JWX 11 Osmaniye
A Review by Ulrich H. Rudofsky
The Ship-of-the-Line OSMANIYE of the Turkish Navy of 1864
Overshadowed by the large manufacturers like Navis/Neptun, Albatros, CM etc., there are a number of dedicated expert makers of 1:1250 ship models such as JW. To attach a name to this artist: he is Johann Wolkersdorfer of Essen, Germany; a maker of ship models that fill a large gap in 19th century maritime history. My attention was drawn to his great models a couple of years ago by Ingo Hohm and/or John Olson, I think. The OSMANIYE is a typical British-built ironclad, broadside battery vessel in the manner of the HMS WARRIOR/GLOIRE revolution in naval design. I imagine that these ships were not sea-kindly under sail or power. Her size is smaller, like the HMS SHANNON or HMS PHOEBE. She has her sails furled and is flying the Turkish ensign (all JW models are flagged sharply, as all great models should be). Her decks, hatches, and boats are fully painted and her bow is "gilded". She has 19 cleanly molded gun ports on each side, and she accommodates other guns as well (see armament list below).
In the sail-to-steam warship model fleet, she can easily stand up or come along side of the Optatus ships of that period. My personal opinion is that Mr. Wolkersdorfer is a consummate artist with a great deal of skill and know-how who applies his gift to these great models liberally.
From the flyer that came with the model (translated) and a few editorial comments
LOA: 91.4 m = 300 feet
Beam: 16.9 m = 55 feet
Propulsion: steam engine and full-ship rig (3-masted)
Builder: R. Napier & Son, Glasgow
Armament: One 229 mm cannon (9 inch); fourteen 203 mm cannons (8 inch); ten 36 pounders.
Reference Sources: The Ottoman Steam Navy, by A. Langensiepen and A. Güleryüz (now available at Amazon.com)

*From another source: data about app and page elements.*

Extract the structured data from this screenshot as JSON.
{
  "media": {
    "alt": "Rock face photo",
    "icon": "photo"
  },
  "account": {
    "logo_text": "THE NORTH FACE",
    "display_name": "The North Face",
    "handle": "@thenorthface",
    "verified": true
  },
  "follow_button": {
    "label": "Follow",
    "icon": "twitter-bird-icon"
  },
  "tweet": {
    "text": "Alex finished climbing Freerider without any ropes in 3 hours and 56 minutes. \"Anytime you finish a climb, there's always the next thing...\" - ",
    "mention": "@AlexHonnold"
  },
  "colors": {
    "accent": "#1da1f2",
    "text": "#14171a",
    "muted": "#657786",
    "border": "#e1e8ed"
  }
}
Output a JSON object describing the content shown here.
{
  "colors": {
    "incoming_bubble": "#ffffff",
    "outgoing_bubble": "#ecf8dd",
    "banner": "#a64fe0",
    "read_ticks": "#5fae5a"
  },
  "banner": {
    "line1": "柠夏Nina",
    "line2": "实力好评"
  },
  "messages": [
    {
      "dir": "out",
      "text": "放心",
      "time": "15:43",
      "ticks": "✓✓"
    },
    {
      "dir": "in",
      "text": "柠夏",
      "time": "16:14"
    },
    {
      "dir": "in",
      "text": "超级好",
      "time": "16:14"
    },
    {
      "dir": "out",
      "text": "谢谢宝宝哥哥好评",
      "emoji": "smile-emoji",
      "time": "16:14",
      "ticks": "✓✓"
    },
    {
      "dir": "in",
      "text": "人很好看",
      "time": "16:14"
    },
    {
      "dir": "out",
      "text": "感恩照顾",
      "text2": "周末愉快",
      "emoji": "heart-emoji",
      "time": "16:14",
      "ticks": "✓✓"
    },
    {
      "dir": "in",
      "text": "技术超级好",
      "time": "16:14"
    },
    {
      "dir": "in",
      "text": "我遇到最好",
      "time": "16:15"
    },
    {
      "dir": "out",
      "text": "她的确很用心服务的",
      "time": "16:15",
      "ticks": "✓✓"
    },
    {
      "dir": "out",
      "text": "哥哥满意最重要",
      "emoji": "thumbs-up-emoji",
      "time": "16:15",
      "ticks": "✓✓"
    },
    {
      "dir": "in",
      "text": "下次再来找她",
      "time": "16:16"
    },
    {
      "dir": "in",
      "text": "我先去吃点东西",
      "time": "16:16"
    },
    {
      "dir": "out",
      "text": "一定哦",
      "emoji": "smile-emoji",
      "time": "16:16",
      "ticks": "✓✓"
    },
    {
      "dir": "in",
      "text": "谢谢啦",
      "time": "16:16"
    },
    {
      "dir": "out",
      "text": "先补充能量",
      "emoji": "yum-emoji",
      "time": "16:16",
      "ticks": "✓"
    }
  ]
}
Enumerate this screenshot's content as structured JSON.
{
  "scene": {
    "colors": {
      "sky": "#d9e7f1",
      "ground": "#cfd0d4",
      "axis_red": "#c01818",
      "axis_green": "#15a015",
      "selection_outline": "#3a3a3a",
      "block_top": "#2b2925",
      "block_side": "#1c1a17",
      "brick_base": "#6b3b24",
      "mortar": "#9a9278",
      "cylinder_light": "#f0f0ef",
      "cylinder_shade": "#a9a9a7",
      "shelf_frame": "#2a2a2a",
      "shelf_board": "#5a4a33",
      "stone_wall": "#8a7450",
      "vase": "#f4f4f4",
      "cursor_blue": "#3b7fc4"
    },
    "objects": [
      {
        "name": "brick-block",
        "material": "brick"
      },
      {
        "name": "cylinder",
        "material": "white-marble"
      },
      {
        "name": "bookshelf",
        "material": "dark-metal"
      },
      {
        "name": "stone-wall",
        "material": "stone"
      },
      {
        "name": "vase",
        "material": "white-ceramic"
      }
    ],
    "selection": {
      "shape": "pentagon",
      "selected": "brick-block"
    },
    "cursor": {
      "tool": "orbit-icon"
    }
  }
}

Brief Synopsis: Sister-ships are: AZIZIYE, ORHANIYE, and MAHMUDIYE. The OSMANIYE was taken out of service in 1909 and sold in 1923.